### What to work on
Each record must be repeated exactly. None may be dropped.

══════

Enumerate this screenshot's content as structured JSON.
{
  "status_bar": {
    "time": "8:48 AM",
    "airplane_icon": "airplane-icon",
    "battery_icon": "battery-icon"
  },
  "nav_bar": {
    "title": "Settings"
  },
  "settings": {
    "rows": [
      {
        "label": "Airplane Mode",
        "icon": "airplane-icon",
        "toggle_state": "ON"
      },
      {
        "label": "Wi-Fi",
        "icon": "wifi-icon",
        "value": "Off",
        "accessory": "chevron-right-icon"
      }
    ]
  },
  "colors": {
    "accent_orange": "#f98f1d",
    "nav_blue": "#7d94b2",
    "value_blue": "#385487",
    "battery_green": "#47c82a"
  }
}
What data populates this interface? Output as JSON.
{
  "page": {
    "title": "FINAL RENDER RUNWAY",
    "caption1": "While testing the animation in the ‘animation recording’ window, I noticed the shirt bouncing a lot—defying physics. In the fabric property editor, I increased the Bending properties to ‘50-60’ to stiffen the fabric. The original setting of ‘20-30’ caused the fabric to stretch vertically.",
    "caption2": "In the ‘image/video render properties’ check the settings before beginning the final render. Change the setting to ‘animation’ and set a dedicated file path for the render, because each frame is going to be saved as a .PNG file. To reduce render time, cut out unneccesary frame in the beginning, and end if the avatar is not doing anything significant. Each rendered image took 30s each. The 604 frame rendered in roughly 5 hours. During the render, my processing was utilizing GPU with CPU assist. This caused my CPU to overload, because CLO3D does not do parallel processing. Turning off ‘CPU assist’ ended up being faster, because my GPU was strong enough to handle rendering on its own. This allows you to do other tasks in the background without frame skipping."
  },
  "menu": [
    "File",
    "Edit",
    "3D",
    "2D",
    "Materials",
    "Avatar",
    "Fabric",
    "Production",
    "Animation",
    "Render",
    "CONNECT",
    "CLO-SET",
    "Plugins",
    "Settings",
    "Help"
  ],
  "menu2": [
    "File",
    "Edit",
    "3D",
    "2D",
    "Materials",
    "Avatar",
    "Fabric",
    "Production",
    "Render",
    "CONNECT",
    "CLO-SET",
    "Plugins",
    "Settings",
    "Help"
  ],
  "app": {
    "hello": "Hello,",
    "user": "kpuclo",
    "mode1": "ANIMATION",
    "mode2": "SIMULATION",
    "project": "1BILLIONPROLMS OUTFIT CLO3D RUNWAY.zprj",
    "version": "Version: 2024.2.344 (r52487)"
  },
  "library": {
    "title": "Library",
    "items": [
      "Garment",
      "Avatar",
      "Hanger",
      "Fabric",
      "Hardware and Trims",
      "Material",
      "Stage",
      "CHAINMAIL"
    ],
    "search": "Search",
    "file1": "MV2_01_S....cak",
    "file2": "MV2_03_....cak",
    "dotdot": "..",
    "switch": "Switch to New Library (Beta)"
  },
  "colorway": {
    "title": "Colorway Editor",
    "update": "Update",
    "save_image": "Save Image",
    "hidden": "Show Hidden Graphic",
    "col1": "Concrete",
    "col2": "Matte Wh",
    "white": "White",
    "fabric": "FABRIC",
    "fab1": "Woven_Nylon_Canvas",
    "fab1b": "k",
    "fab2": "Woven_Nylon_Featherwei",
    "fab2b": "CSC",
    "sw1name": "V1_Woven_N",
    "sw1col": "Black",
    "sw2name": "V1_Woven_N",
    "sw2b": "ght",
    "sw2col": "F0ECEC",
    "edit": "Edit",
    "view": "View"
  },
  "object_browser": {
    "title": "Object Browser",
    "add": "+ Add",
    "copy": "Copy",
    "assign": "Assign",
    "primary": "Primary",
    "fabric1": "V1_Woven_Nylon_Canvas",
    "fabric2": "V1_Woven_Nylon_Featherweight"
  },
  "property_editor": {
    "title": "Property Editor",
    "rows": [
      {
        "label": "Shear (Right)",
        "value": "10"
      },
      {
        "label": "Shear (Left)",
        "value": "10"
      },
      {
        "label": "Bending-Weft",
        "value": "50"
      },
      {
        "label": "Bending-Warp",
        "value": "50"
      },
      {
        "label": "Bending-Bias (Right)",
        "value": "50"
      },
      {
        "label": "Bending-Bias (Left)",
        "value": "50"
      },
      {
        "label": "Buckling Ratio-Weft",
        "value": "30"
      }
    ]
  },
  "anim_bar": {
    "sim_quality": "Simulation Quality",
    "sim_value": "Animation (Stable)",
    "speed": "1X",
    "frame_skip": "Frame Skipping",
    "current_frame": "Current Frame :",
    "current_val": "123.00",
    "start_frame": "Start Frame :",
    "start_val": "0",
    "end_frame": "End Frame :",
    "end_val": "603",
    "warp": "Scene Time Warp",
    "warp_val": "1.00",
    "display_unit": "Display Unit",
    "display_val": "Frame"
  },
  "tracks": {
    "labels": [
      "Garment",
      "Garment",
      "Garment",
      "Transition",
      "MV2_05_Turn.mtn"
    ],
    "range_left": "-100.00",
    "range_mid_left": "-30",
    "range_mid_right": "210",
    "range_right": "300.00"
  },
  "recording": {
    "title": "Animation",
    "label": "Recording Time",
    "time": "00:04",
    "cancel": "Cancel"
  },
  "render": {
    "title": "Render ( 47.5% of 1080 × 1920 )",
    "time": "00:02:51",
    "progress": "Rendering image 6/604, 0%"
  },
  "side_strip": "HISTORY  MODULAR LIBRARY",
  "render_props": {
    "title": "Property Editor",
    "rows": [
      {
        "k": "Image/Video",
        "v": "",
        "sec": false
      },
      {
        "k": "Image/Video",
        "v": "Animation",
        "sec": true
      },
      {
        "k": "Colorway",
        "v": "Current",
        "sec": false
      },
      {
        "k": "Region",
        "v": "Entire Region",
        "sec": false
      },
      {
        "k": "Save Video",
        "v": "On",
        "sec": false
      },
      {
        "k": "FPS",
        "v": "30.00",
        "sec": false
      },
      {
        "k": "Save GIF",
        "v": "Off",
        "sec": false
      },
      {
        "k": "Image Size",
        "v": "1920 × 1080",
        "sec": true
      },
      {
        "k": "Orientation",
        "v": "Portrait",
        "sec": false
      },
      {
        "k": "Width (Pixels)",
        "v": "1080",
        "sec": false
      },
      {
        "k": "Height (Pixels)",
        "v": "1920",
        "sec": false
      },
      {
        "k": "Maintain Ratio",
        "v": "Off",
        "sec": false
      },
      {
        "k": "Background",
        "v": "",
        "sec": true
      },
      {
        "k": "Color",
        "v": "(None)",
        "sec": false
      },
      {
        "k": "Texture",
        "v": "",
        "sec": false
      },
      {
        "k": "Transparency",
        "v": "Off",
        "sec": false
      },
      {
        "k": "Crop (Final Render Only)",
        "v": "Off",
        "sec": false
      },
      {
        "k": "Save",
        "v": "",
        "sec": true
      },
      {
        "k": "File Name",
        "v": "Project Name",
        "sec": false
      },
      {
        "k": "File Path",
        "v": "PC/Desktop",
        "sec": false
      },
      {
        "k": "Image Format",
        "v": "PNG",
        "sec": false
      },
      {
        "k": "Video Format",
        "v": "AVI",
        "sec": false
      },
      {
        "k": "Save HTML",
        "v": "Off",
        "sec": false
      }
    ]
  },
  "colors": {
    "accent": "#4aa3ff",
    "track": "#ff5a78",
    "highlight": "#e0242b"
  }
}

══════

### Written solution
Enumerate this screenshot's content as structured JSON.
{
  "status_bar": {
    "time": "8:48 AM",
    "airplane_icon": "airplane-icon",
    "battery_icon": "battery-icon"
  },
  "nav_bar": {
    "title": "Settings"
  },
  "settings": {
    "rows": [
      {
        "label": "Airplane Mode",
        "icon": "airplane-icon",
        "toggle_state": "ON"
      },
      {
        "label": "Wi-Fi",
        "icon": "wifi-icon",
        "value": "Off",
        "accessory": "chevron-right-icon"
      }
    ]
  },
  "colors": {
    "accent_orange": "#f98f1d",
    "nav_blue": "#7d94b2",
    "value_blue": "#385487",
    "battery_green": "#47c82a"
  }
}
What data populates this interface? Output as JSON.
{
  "page": {
    "title": "FINAL RENDER RUNWAY",
    "caption1": "While testing the animation in the ‘animation recording’ window, I noticed the shirt bouncing a lot—defying physics. In the fabric property editor, I increased the Bending properties to ‘50-60’ to stiffen the fabric. The original setting of ‘20-30’ caused the fabric to stretch vertically.",
    "caption2": "In the ‘image/video render properties’ check the settings before beginning the final render. Change the setting to ‘animation’ and set a dedicated file path for the render, because each frame is going to be saved as a .PNG file. To reduce render time, cut out unneccesary frame in the beginning, and end if the avatar is not doing anything significant. Each rendered image took 30s each. The 604 frame rendered in roughly 5 hours. During the render, my processing was utilizing GPU with CPU assist. This caused my CPU to overload, because CLO3D does not do parallel processing. Turning off ‘CPU assist’ ended up being faster, because my GPU was strong enough to handle rendering on its own. This allows you to do other tasks in the background without frame skipping."
  },
  "menu": [
    "File",
    "Edit",
    "3D",
    "2D",
    "Materials",
    "Avatar",
    "Fabric",
    "Production",
    "Animation",
    "Render",
    "CONNECT",
    "CLO-SET",
    "Plugins",
    "Settings",
    "Help"
  ],
  "menu2": [
    "File",
    "Edit",
    "3D",
    "2D",
    "Materials",
    "Avatar",
    "Fabric",
    "Production",
    "Render",
    "CONNECT",
    "CLO-SET",
    "Plugins",
    "Settings",
    "Help"
  ],
  "app": {
    "hello": "Hello,",
    "user": "kpuclo",
    "mode1": "ANIMATION",
    "mode2": "SIMULATION",
    "project": "1BILLIONPROLMS OUTFIT CLO3D RUNWAY.zprj",
    "version": "Version: 2024.2.344 (r52487)"
  },
  "library": {
    "title": "Library",
    "items": [
      "Garment",
      "Avatar",
      "Hanger",
      "Fabric",
      "Hardware and Trims",
      "Material",
      "Stage",
      "CHAINMAIL"
    ],
    "search": "Search",
    "file1": "MV2_01_S....cak",
    "file2": "MV2_03_....cak",
    "dotdot": "..",
    "switch": "Switch to New Library (Beta)"
  },
  "colorway": {
    "title": "Colorway Editor",
    "update": "Update",
    "save_image": "Save Image",
    "hidden": "Show Hidden Graphic",
    "col1": "Concrete",
    "col2": "Matte Wh",
    "white": "White",
    "fabric": "FABRIC",
    "fab1": "Woven_Nylon_Canvas",
    "fab1b": "k",
    "fab2": "Woven_Nylon_Featherwei",
    "fab2b": "CSC",
    "sw1name": "V1_Woven_N",
    "sw1col": "Black",
    "sw2name": "V1_Woven_N",
    "sw2b": "ght",
    "sw2col": "F0ECEC",
    "edit": "Edit",
    "view": "View"
  },
  "object_browser": {
    "title": "Object Browser",
    "add": "+ Add",
    "copy": "Copy",
    "assign": "Assign",
    "primary": "Primary",
    "fabric1": "V1_Woven_Nylon_Canvas",
    "fabric2": "V1_Woven_Nylon_Featherweight"
  },
  "property_editor": {
    "title": "Property Editor",
    "rows": [
      {
        "label": "Shear (Right)",
        "value": "10"
      },
      {
        "label": "Shear (Left)",
        "value": "10"
      },
      {
        "label": "Bending-Weft",
        "value": "50"
      },
      {
        "label": "Bending-Warp",
        "value": "50"
      },
      {
        "label": "Bending-Bias (Right)",
        "value": "50"
      },
      {
        "label": "Bending-Bias (Left)",
        "value": "50"
      },
      {
        "label": "Buckling Ratio-Weft",
        "value": "30"
      }
    ]
  },
  "anim_bar": {
    "sim_quality": "Simulation Quality",
    "sim_value": "Animation (Stable)",
    "speed": "1X",
    "frame_skip": "Frame Skipping",
    "current_frame": "Current Frame :",
    "current_val": "123.00",
    "start_frame": "Start Frame :",
    "start_val": "0",
    "end_frame": "End Frame :",
    "end_val": "603",
    "warp": "Scene Time Warp",
    "warp_val": "1.00",
    "display_unit": "Display Unit",
    "display_val": "Frame"
  },
  "tracks": {
    "labels": [
      "Garment",
      "Garment",
      "Garment",
      "Transition",
      "MV2_05_Turn.mtn"
    ],
    "range_left": "-100.00",
    "range_mid_left": "-30",
    "range_mid_right": "210",
    "range_right": "300.00"
  },
  "recording": {
    "title": "Animation",
    "label": "Recording Time",
    "time": "00:04",
    "cancel": "Cancel"
  },
  "render": {
    "title": "Render ( 47.5% of 1080 × 1920 )",
    "time": "00:02:51",
    "progress": "Rendering image 6/604, 0%"
  },
  "side_strip": "HISTORY  MODULAR LIBRARY",
  "render_props": {
    "title": "Property Editor",
    "rows": [
      {
        "k": "Image/Video",
        "v": "",
        "sec": false
      },
      {
        "k": "Image/Video",
        "v": "Animation",
        "sec": true
      },
      {
        "k": "Colorway",
        "v": "Current",
        "sec": false
      },
      {
        "k": "Region",
        "v": "Entire Region",
        "sec": false
      },
      {
        "k": "Save Video",
        "v": "On",
        "sec": false
      },
      {
        "k": "FPS",
        "v": "30.00",
        "sec": false
      },
      {
        "k": "Save GIF",
        "v": "Off",
        "sec": false
      },
      {
        "k": "Image Size",
        "v": "1920 × 1080",
        "sec": true
      },
      {
        "k": "Orientation",
        "v": "Portrait",
        "sec": false
      },
      {
        "k": "Width (Pixels)",
        "v": "1080",
        "sec": false
      },
      {
        "k": "Height (Pixels)",
        "v": "1920",
        "sec": false
      },
      {
        "k": "Maintain Ratio",
        "v": "Off",
        "sec": false
      },
      {
        "k": "Background",
        "v": "",
        "sec": true
      },
      {
        "k": "Color",
        "v": "(None)",
        "sec": false
      },
      {
        "k": "Texture",
        "v": "",
        "sec": false
      },
      {
        "k": "Transparency",
        "v": "Off",
        "sec": false
      },
      {
        "k": "Crop (Final Render Only)",
        "v": "Off",
        "sec": false
      },
      {
        "k": "Save",
        "v": "",
        "sec": true
      },
      {
        "k": "File Name",
        "v": "Project Name",
        "sec": false
      },
      {
        "k": "File Path",
        "v": "PC/Desktop",
        "sec": false
      },
      {
        "k": "Image Format",
        "v": "PNG",
        "sec": false
      },
      {
        "k": "Video Format",
        "v": "AVI",
        "sec": false
      },
      {
        "k": "Save HTML",
        "v": "Off",
        "sec": false
      }
    ]
  },
  "colors": {
    "accent": "#4aa3ff",
    "track": "#ff5a78",
    "highlight": "#e0242b"
  }
}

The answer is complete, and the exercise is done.